THIRD: The AL Most Valuable Player Award was won once again by Detroit’s Miguel Cabrera, who beat Angels outfielder Mike Trout for the honor for the second straight year. Once again, the cry from the naysayers was that narrative defeated analysis. Considering the voters are also professional storytellers, falling victim to the narrative tends to happen from time to time.

I wrote here few posts ago that my pick would’ve been Cabrera and, in looking at the numbers in the time since then, I began thinking Trout was actually the correct pick after all. The data clearly says that Trout is the better all-around player. Oh well. Let’s be honest, both players are deserving of the MVP trophy.

For those scoring at home, Indians second baseman Jason Kipnis and catcher/first baseman Carlos Santana finished 11th and 16th, respectively, in AL MVP balloting. Kipnis had 31 points, and received one fifth-place vote. Santana had one eighth-place vote.

MVPsThere were some strange ballots within the voting, though. One, for example, had Trout ranked seventh. Castrovince texted me and said, “Even Hayden could vote Trout seventh,” referring to my 4-year-old son.

And an experiment was born.

I quickly printed out the head shots of the top 10 vote-getters for the AL MVP, mixed them up and handed them to my son. I instructed him to put the baseball players in any order he wanted. Before he did so, he asked me to tell him their names and the teams (some he already recognized by the hats).

My son’s MVP ballot was: Josh Donaldson, followed by Manny Machado, Chris Davis, Adrian Beltre, Robinson Cano, Cabrera, Trout, David Ortiz, Dustin Pedroia and Evan Longoria.

Why Donaldson first?

“His name’s funny,” said my son, who then cackled.

Machado and Davis second and third?

“I like the Oriole.”

Cano was originally first, but after he gave the grouping a close inspection, he said, “Wait, I don’t like the Yankees,” and moved the second baseman down to five.

Hayden held up Cabrera and said, “I don’t like the Tigers,” but he still put Miggy ahead of Trout.

And, as Castrovince predicted, even a 4-year-old could vote Trout seventh.

HOME: The AFL has wrapped up and a number of Cleveland’s prospects, including outfielder Tyler Naquin, were on the championship team from Surprise. You can check out Monday’s story on about the players who took part.

More interesting might be 23-year-old first-base prospect Jesus Aguilar, who is currently playing for Caracas in the Venezuelan Winter League. Due to a team need, Aguilar has been playing some third base for Caracas. It wasn’t something Cleveland planned, but it isn’t something the organization was against, either.

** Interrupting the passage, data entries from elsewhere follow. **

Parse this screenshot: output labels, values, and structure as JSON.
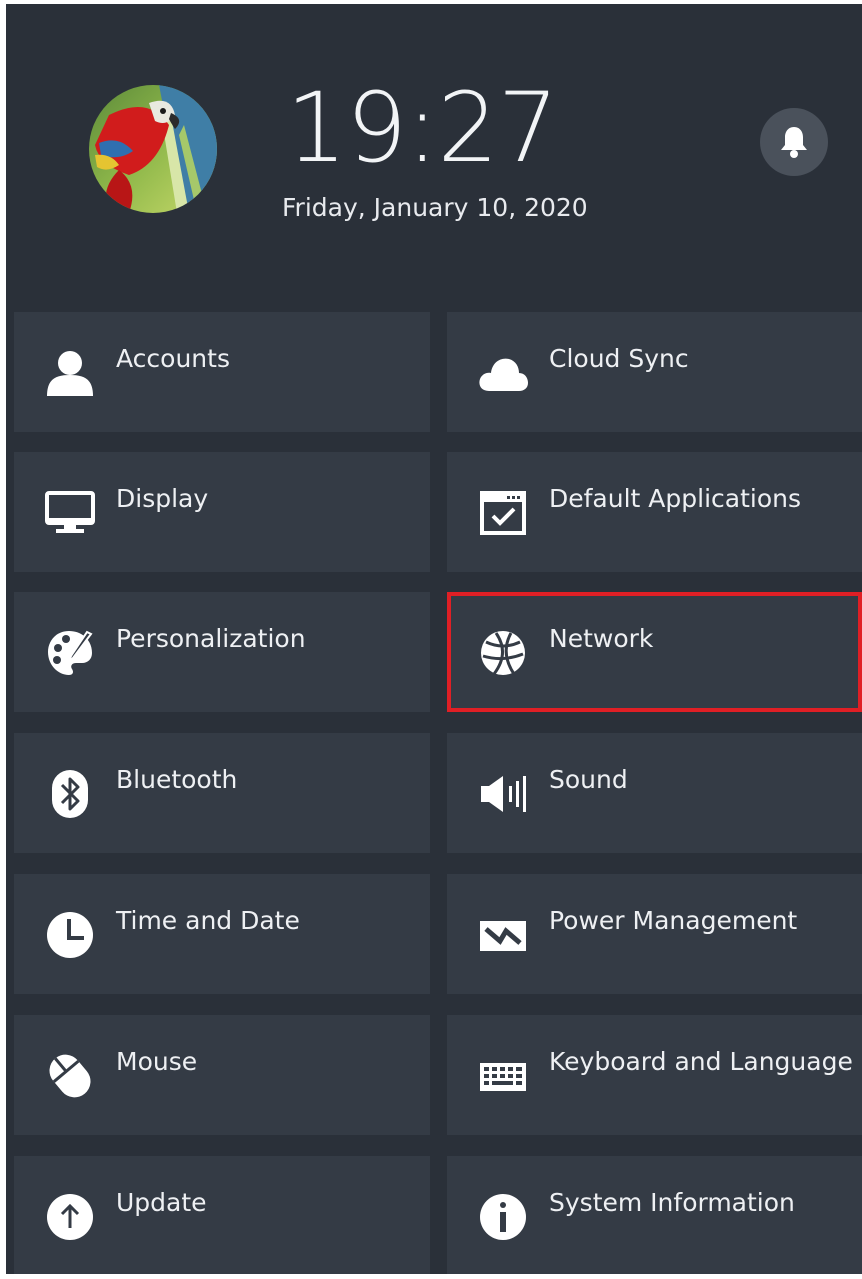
{
  "header": {
    "time": "19:27",
    "date": "Friday, January 10, 2020",
    "avatar_icon": "parrot-avatar",
    "notification_icon": "bell-icon"
  },
  "tiles": [
    {
      "label": "Accounts",
      "icon": "user-icon"
    },
    {
      "label": "Cloud Sync",
      "icon": "cloud-icon"
    },
    {
      "label": "Display",
      "icon": "monitor-icon"
    },
    {
      "label": "Default Applications",
      "icon": "default-apps-icon"
    },
    {
      "label": "Personalization",
      "icon": "palette-icon"
    },
    {
      "label": "Network",
      "icon": "globe-icon",
      "selected": true
    },
    {
      "label": "Bluetooth",
      "icon": "bluetooth-icon"
    },
    {
      "label": "Sound",
      "icon": "speaker-icon"
    },
    {
      "label": "Time and Date",
      "icon": "clock-icon"
    },
    {
      "label": "Power Management",
      "icon": "power-icon"
    },
    {
      "label": "Mouse",
      "icon": "mouse-icon"
    },
    {
      "label": "Keyboard and Language",
      "icon": "keyboard-icon"
    },
    {
      "label": "Update",
      "icon": "update-icon"
    },
    {
      "label": "System Information",
      "icon": "info-icon"
    }
  ],
  "colors": {
    "background": "#2a3039",
    "tile": "#343b45",
    "selection": "#e01f25",
    "text": "#eef0f3"
  }
}
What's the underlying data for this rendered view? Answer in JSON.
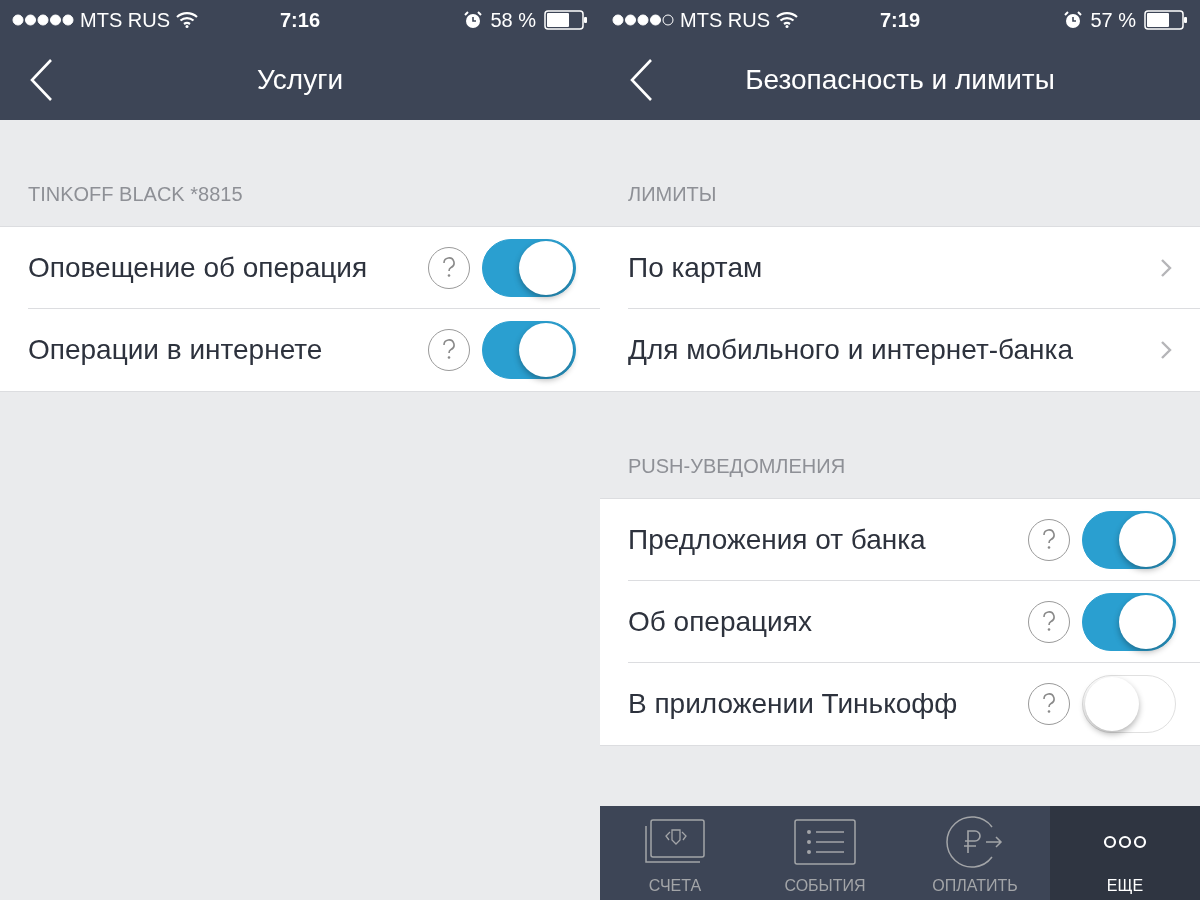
{
  "screens": [
    {
      "status_bar": {
        "carrier": "MTS RUS",
        "time": "7:16",
        "battery": "58 %"
      },
      "nav": {
        "title": "Услуги"
      },
      "sections": [
        {
          "header": "TINKOFF BLACK *8815",
          "rows": [
            {
              "kind": "toggle",
              "label": "Оповещение об операция",
              "on": true
            },
            {
              "kind": "toggle",
              "label": "Операции в интернете",
              "on": true
            }
          ]
        }
      ]
    },
    {
      "status_bar": {
        "carrier": "MTS RUS",
        "time": "7:19",
        "battery": "57 %"
      },
      "nav": {
        "title": "Безопасность и лимиты"
      },
      "sections": [
        {
          "header": "ЛИМИТЫ",
          "rows": [
            {
              "kind": "link",
              "label": "По картам"
            },
            {
              "kind": "link",
              "label": "Для мобильного и интернет-банка"
            }
          ]
        },
        {
          "header": "PUSH-УВЕДОМЛЕНИЯ",
          "rows": [
            {
              "kind": "toggle",
              "label": "Предложения от банка",
              "on": true
            },
            {
              "kind": "toggle",
              "label": "Об операциях",
              "on": true
            },
            {
              "kind": "toggle",
              "label": "В приложении Тинькофф",
              "on": false
            }
          ]
        }
      ],
      "tab_bar": [
        {
          "label": "СЧЕТА",
          "kind": "accounts",
          "selected": false
        },
        {
          "label": "СОБЫТИЯ",
          "kind": "events",
          "selected": false
        },
        {
          "label": "ОПЛАТИТЬ",
          "kind": "pay",
          "selected": false
        },
        {
          "label": "ЕЩЕ",
          "kind": "more",
          "selected": true
        }
      ]
    }
  ]
}
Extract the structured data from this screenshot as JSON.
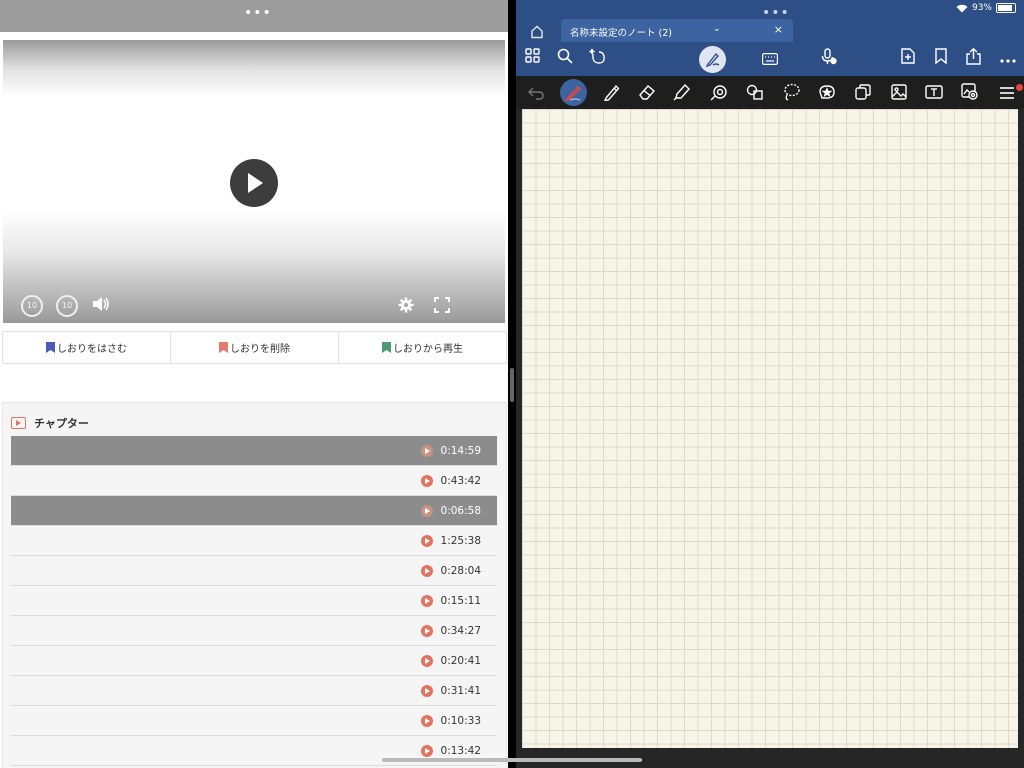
{
  "left": {
    "bookmarks": [
      "しおりをはさむ",
      "しおりを削除",
      "しおりから再生"
    ],
    "video": {
      "skip_back": "10",
      "skip_fwd": "10"
    },
    "chapter_title": "チャプター",
    "chapters": [
      {
        "time": "0:14:59",
        "highlighted": true
      },
      {
        "time": "0:43:42",
        "highlighted": false
      },
      {
        "time": "0:06:58",
        "highlighted": true
      },
      {
        "time": "1:25:38",
        "highlighted": false
      },
      {
        "time": "0:28:04",
        "highlighted": false
      },
      {
        "time": "0:15:11",
        "highlighted": false
      },
      {
        "time": "0:34:27",
        "highlighted": false
      },
      {
        "time": "0:20:41",
        "highlighted": false
      },
      {
        "time": "0:31:41",
        "highlighted": false
      },
      {
        "time": "0:10:33",
        "highlighted": false
      },
      {
        "time": "0:13:42",
        "highlighted": false
      }
    ]
  },
  "right": {
    "battery": "93%",
    "tab_title": "名称未設定のノート (2)",
    "tab_close": "×"
  },
  "colors": {
    "accent": "#2e4f85",
    "chapter_play": "#e2735f",
    "paper": "#f7f5e8"
  }
}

“They just didn’t have a third baseman and he had it in his past,” said Ross Atkins, the Indians’ VP of player development. “He played a little bit of third before he got to us, so they did it in a pseudo-emergency need. But he’s handled himself fine there. For us, there’s not much downside to it. It increases his athleticism and his versatility. You never know.”

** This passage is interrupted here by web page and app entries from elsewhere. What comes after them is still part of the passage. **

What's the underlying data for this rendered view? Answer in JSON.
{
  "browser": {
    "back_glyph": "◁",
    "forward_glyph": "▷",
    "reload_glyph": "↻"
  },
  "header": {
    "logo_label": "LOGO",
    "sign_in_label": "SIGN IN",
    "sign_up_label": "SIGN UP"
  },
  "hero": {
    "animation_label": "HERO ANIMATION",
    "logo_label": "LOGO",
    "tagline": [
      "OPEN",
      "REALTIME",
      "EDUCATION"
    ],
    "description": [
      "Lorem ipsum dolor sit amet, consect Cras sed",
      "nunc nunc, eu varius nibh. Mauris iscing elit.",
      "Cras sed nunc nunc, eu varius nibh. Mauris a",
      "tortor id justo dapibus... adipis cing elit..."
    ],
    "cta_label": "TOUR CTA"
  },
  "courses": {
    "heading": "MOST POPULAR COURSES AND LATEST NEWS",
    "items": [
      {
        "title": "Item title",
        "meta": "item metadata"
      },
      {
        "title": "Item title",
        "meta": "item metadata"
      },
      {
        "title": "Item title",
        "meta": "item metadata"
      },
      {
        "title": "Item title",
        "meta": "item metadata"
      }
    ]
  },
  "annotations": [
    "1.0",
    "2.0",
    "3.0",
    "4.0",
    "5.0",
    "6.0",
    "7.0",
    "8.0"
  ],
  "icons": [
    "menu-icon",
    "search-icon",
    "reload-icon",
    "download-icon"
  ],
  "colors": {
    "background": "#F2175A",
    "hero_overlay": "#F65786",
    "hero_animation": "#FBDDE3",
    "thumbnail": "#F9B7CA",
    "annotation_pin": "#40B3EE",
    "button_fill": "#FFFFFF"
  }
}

Might Aguilar see some reps at third come Spring Training?

“It’s too early to say,” Atkins said. “But to say, ‘Absolutely not,’ I couldn’t. But that’s a very big decision.”

That’d also be GM Chris Antonetti’s decision to make.

Offensively, Aguilar has hit .315/.376/.583 with 10 homers, four doubles, 25 runs and 31 RBIs in 32 games in the VWL. In 2013 with Double-A Akron, he hit .275/.349/.427 with 16 homers, 28 doubles and 105 RBIs. Aguilar, a right-handed hitter, is also intriguing as a first-base prospect for the Tribe. Possibly adding third base to the mix is interesting. It’ll be something to follow up on this spring.

EXTRA: There were Mark Trumbo-to-Cleveland rumors swirling on Twitter late last week. I addressed that and more in a Friday edition of the Indians Inbox. … Also on, the team is looking for nominations for the Mentor of the Year. … Indians will have an assistant hitting coach next season. … Catcher Yan Gomes was recently rewarded for his stellar defense.